DATASET RECORDS START
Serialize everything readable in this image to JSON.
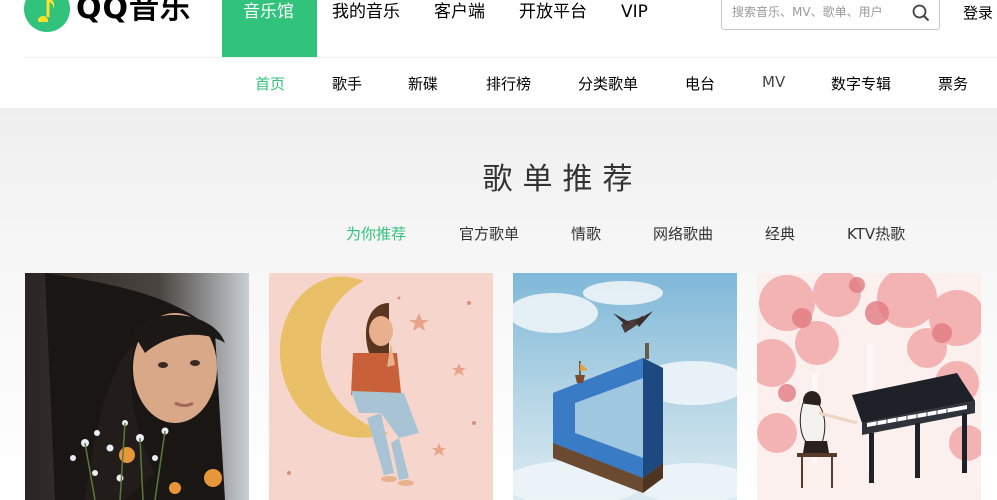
{
  "header": {
    "logo_text": "QQ音乐",
    "main_nav": [
      {
        "label": "音乐馆"
      },
      {
        "label": "我的音乐"
      },
      {
        "label": "客户端"
      },
      {
        "label": "开放平台"
      },
      {
        "label": "VIP"
      }
    ],
    "search": {
      "placeholder": "搜索音乐、MV、歌单、用户"
    },
    "login_label": "登录"
  },
  "sub_nav": [
    {
      "label": "首页"
    },
    {
      "label": "歌手"
    },
    {
      "label": "新碟"
    },
    {
      "label": "排行榜"
    },
    {
      "label": "分类歌单"
    },
    {
      "label": "电台"
    },
    {
      "label": "MV"
    },
    {
      "label": "数字专辑"
    },
    {
      "label": "票务"
    }
  ],
  "section": {
    "title": "歌单推荐",
    "tabs": [
      {
        "label": "为你推荐"
      },
      {
        "label": "官方歌单"
      },
      {
        "label": "情歌"
      },
      {
        "label": "网络歌曲"
      },
      {
        "label": "经典"
      },
      {
        "label": "KTV热歌"
      }
    ]
  },
  "playlists": [
    {
      "cover": "girl-with-flowers-photo"
    },
    {
      "cover": "girl-on-moon-illustration"
    },
    {
      "cover": "impossible-blue-shape-with-dragon"
    },
    {
      "cover": "girl-playing-piano-under-blossoms"
    }
  ],
  "colors": {
    "accent": "#31c27c",
    "text": "#000000",
    "section_bg": "#f0f0f0"
  }
}
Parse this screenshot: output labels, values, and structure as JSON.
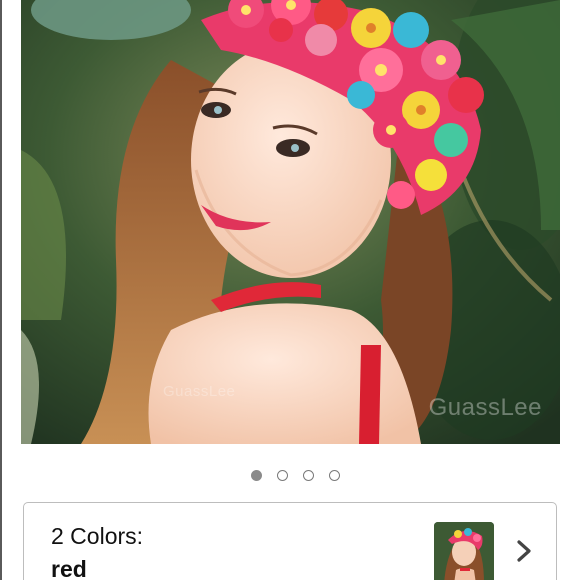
{
  "product_image": {
    "alt": "Woman wearing a floral petal swim cap",
    "watermark": "GuassLee",
    "watermark_small": "GuassLee"
  },
  "carousel": {
    "count": 4,
    "active_index": 0
  },
  "variation": {
    "label": "2 Colors:",
    "selected_value": "red",
    "chevron_icon": "chevron-right-icon"
  },
  "colors": {
    "accent_red": "#e02838",
    "border": "#bdbdbd",
    "dot_active": "#8a8a8a"
  }
}
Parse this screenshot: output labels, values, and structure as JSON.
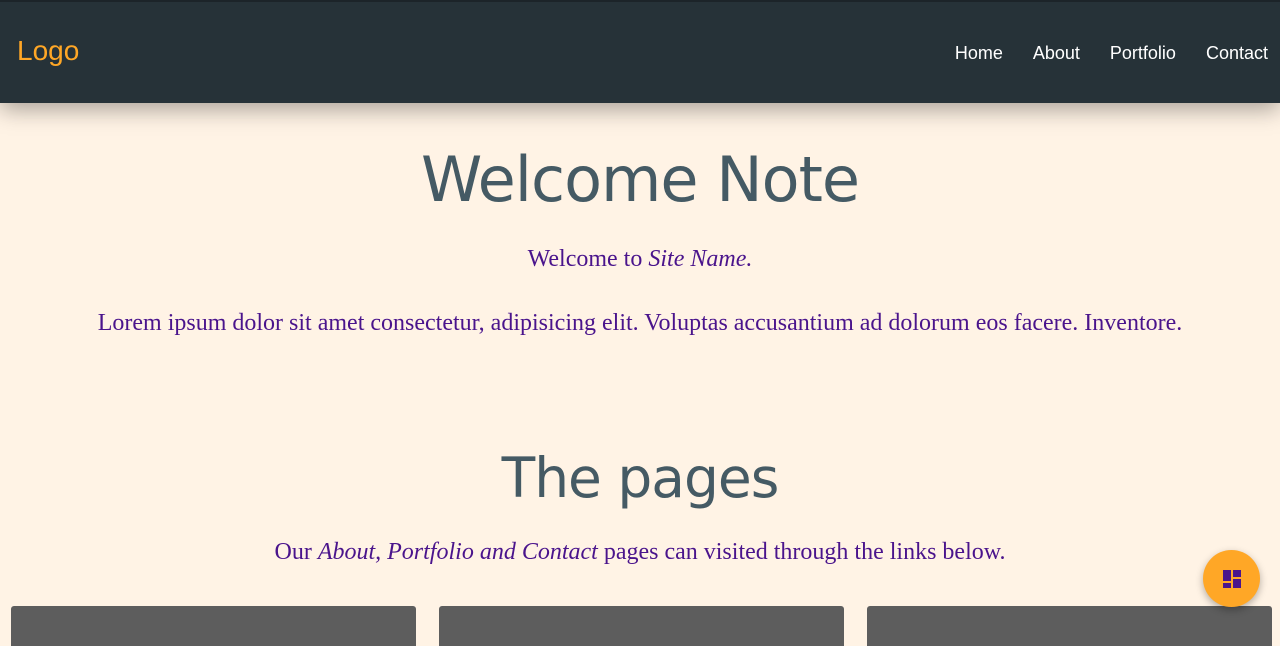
{
  "nav": {
    "logo": "Logo",
    "links": [
      "Home",
      "About",
      "Portfolio",
      "Contact"
    ]
  },
  "welcome": {
    "heading": "Welcome Note",
    "intro_prefix": "Welcome to ",
    "intro_site": "Site Name.",
    "body": "Lorem ipsum dolor sit amet consectetur, adipisicing elit. Voluptas accusantium ad dolorum eos facere. Inventore."
  },
  "pages": {
    "heading": "The pages",
    "text_prefix": "Our ",
    "text_emphasis": "About, Portfolio and Contact",
    "text_suffix": " pages can visited through the links below."
  },
  "fab": {
    "icon": "dashboard-icon"
  },
  "colors": {
    "navbar": "#263238",
    "accent": "#ffa726",
    "heading": "#455a64",
    "text": "#4a148c",
    "background": "#fff3e5",
    "card": "#5d5d5d"
  }
}
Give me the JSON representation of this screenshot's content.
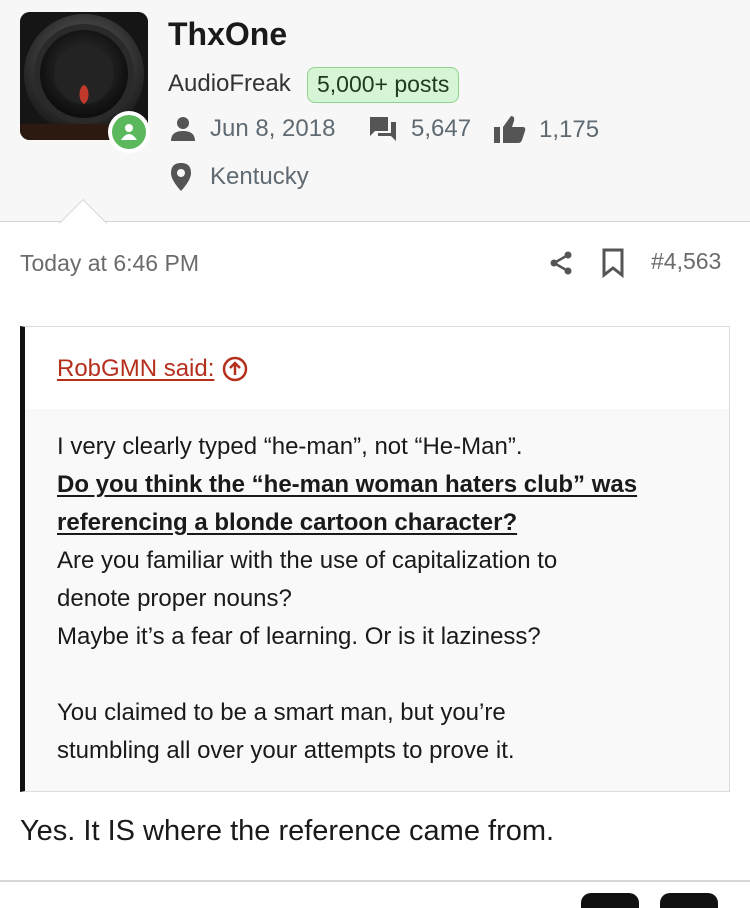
{
  "user": {
    "name": "ThxOne",
    "title": "AudioFreak",
    "badge": "5,000+ posts",
    "joined": "Jun 8, 2018",
    "messages": "5,647",
    "reactions": "1,175",
    "location": "Kentucky",
    "online_status_icon": "person-icon",
    "online_color": "#5cb85c"
  },
  "post": {
    "time": "Today at 6:46 PM",
    "number": "#4,563",
    "reply": "Yes. It IS where the reference came from."
  },
  "quote": {
    "author": "RobGMN said:",
    "lines": [
      "I very clearly typed “he-man”, not “He-Man”.",
      "Do you think the “he-man woman haters club” was",
      "referencing a blonde cartoon character?",
      "Are you familiar with the use of capitalization to",
      "denote proper nouns?",
      "Maybe it’s a fear of learning. Or is it laziness?",
      "You claimed to be a smart man, but you’re",
      "stumbling all over your attempts to prove it."
    ]
  },
  "colors": {
    "quote_author": "#b5301c",
    "badge_bg": "#d6f5d6",
    "badge_border": "#8fd18f"
  }
}
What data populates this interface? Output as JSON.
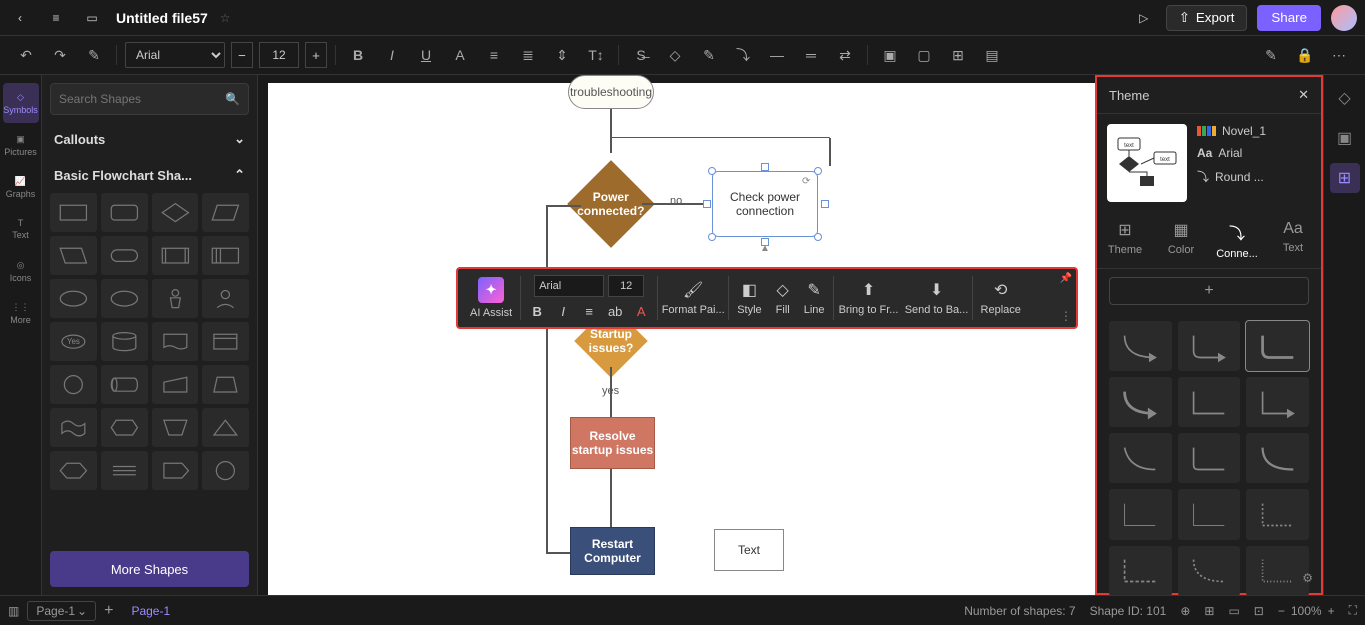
{
  "header": {
    "file_title": "Untitled file57",
    "export_label": "Export",
    "share_label": "Share"
  },
  "toolbar": {
    "font": "Arial",
    "font_size": "12"
  },
  "left_rail": {
    "items": [
      {
        "label": "Symbols",
        "active": true
      },
      {
        "label": "Pictures"
      },
      {
        "label": "Graphs"
      },
      {
        "label": "Text"
      },
      {
        "label": "Icons"
      },
      {
        "label": "More"
      }
    ]
  },
  "shapes_panel": {
    "search_placeholder": "Search Shapes",
    "sections": {
      "callouts": "Callouts",
      "basic": "Basic Flowchart Sha..."
    },
    "yes_label": "Yes",
    "more_shapes": "More Shapes"
  },
  "flowchart": {
    "troubleshoot": "troubleshooting",
    "power_connected": "Power connected?",
    "no_label": "no",
    "check_power": "Check power connection",
    "startup_issues": "Startup issues?",
    "yes_label": "yes",
    "resolve": "Resolve startup issues",
    "restart": "Restart Computer",
    "text_box": "Text"
  },
  "float_toolbar": {
    "ai_assist": "AI Assist",
    "font": "Arial",
    "font_size": "12",
    "format_painter": "Format Pai...",
    "style": "Style",
    "fill": "Fill",
    "line": "Line",
    "bring_to_front": "Bring to Fr...",
    "send_to_back": "Send to Ba...",
    "replace": "Replace"
  },
  "theme_panel": {
    "title": "Theme",
    "theme_name": "Novel_1",
    "font_name": "Arial",
    "connector_style": "Round ...",
    "tabs": {
      "theme": "Theme",
      "color": "Color",
      "connector": "Conne...",
      "text": "Text"
    }
  },
  "bottom": {
    "page_selector": "Page-1",
    "page_tab": "Page-1",
    "shapes_count": "Number of shapes: 7",
    "shape_id": "Shape ID: 101",
    "zoom": "100%"
  }
}
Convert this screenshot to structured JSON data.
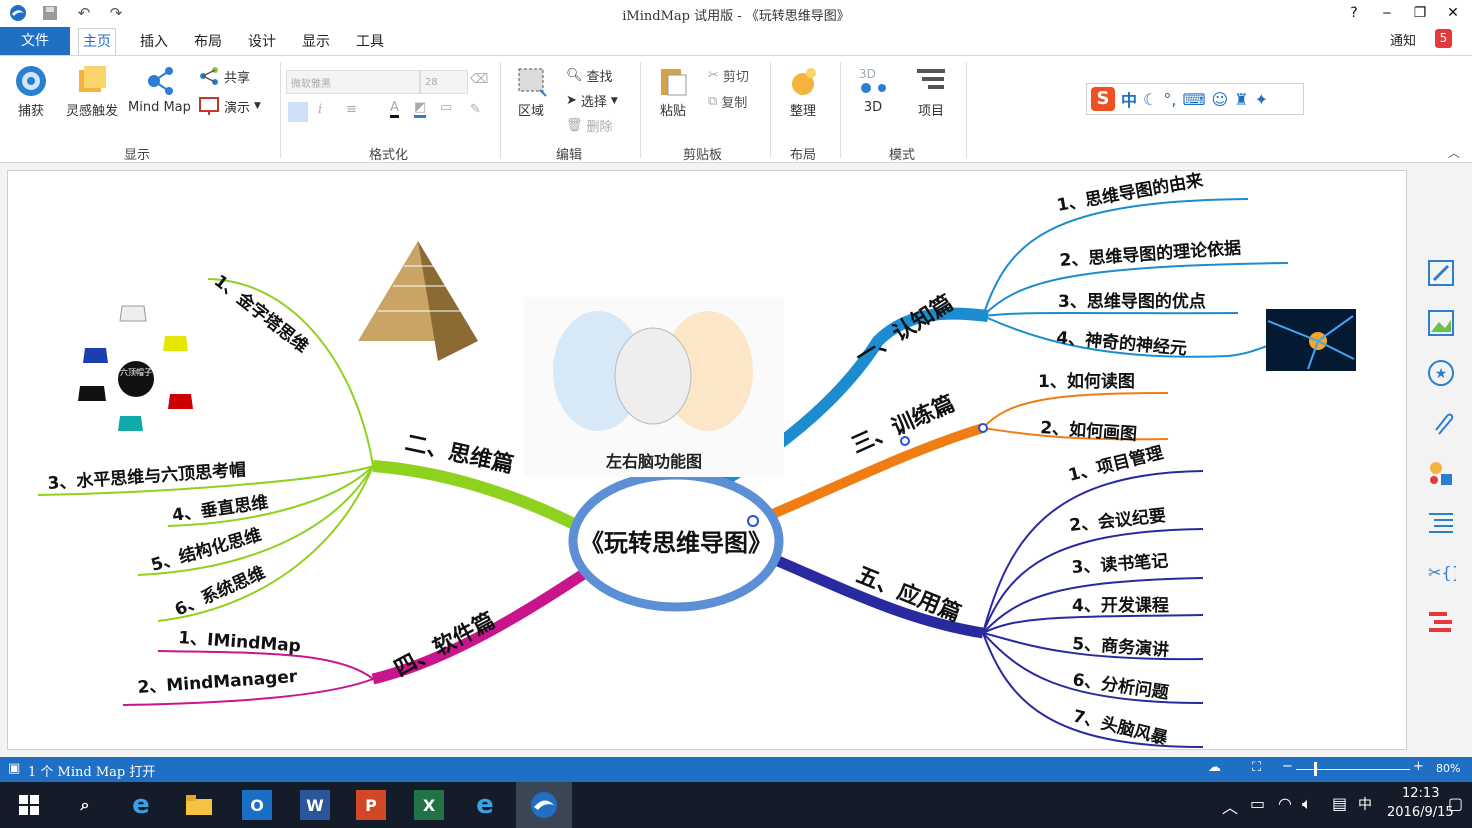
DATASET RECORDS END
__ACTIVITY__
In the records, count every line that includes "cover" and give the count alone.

__REPLY__
4